[Records from a collection]
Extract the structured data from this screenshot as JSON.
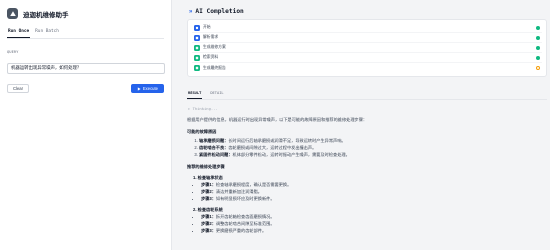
{
  "app": {
    "title": "迪迦机维修助手"
  },
  "modes": [
    {
      "label": "Run Once",
      "active": true
    },
    {
      "label": "Run Batch",
      "active": false
    }
  ],
  "query": {
    "label": "QUERY",
    "value": "机器运转出现异常噪声，如何处理？"
  },
  "buttons": {
    "clear": "Clear",
    "execute": "Execute"
  },
  "completion": {
    "title": "AI Completion"
  },
  "steps": [
    {
      "label": "开始",
      "color": "#2563eb",
      "status": "done"
    },
    {
      "label": "解析需求",
      "color": "#2563eb",
      "status": "done"
    },
    {
      "label": "生成维修方案",
      "color": "#10b981",
      "status": "done"
    },
    {
      "label": "检索资料",
      "color": "#10b981",
      "status": "done"
    },
    {
      "label": "生成最终报告",
      "color": "#10b981",
      "status": "pending"
    }
  ],
  "result_tabs": [
    {
      "label": "RESULT",
      "active": true
    },
    {
      "label": "DETAIL",
      "active": false
    }
  ],
  "result": {
    "thinking": "▸ Thinking...",
    "intro": "根据用户提供的信息，机器运行时出现异常噪声，以下是可能的故障原因和推荐的维修处理步骤：",
    "causes_heading": "可能的故障原因",
    "causes": [
      {
        "title": "轴承磨损问题：",
        "text": "长时间运行后轴承磨损或润滑不足，导致运转时产生异常声响。"
      },
      {
        "title": "齿轮啮合不良：",
        "text": "齿轮磨损或间隙过大，运转过程中发出撞击声。"
      },
      {
        "title": "紧固件松动问题：",
        "text": "机体部分零件松动，运转时振动产生噪声，需要及时检查处理。"
      }
    ],
    "plan_heading": "推荐的维修处理步骤",
    "sections": [
      {
        "title": "1. 检查轴承状态",
        "items": [
          {
            "step": "步骤1：",
            "text": "检查轴承磨损程度，确认是否需要更换。"
          },
          {
            "step": "步骤2：",
            "text": "清洁并重新加注润滑脂。"
          },
          {
            "step": "步骤3：",
            "text": "如有明显损坏应及时更换新件。"
          }
        ]
      },
      {
        "title": "2. 检查齿轮系统",
        "items": [
          {
            "step": "步骤1：",
            "text": "拆开齿轮箱检查齿面磨损情况。"
          },
          {
            "step": "步骤2：",
            "text": "调整齿轮啮合间隙至标准范围。"
          },
          {
            "step": "步骤3：",
            "text": "更换磨损严重的齿轮部件。"
          }
        ]
      }
    ]
  },
  "colors": {
    "accent": "#2563eb",
    "success": "#10b981",
    "pending": "#f59e0b"
  }
}
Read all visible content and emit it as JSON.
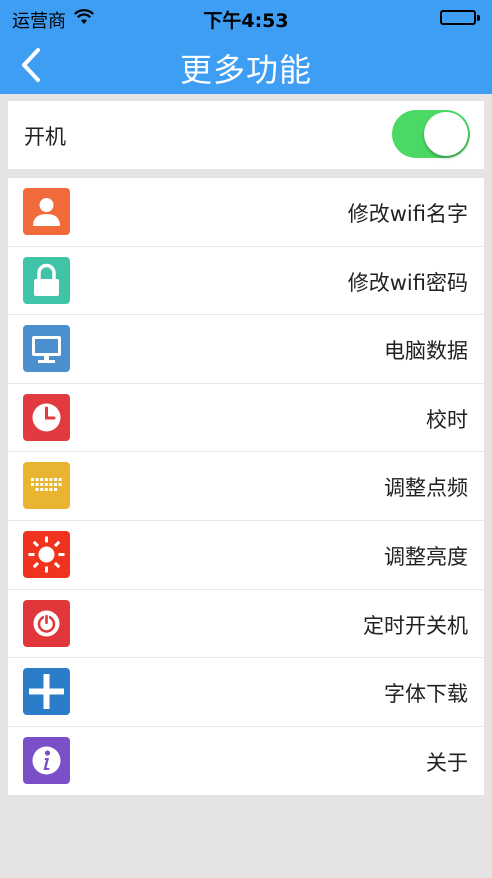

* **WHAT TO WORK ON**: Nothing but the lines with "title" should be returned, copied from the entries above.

* **SOLUTION BELOW**:
    "title": "迪迦机维修助手"
    "title": "AI Completion"
        "title": "轴承磨损问题：",
        "title": "齿轮啮合不良：",
        "title": "紧固件松动问题：",
        "title": "1. 检查轴承状态",
        "title": "2. 检查齿轮系统",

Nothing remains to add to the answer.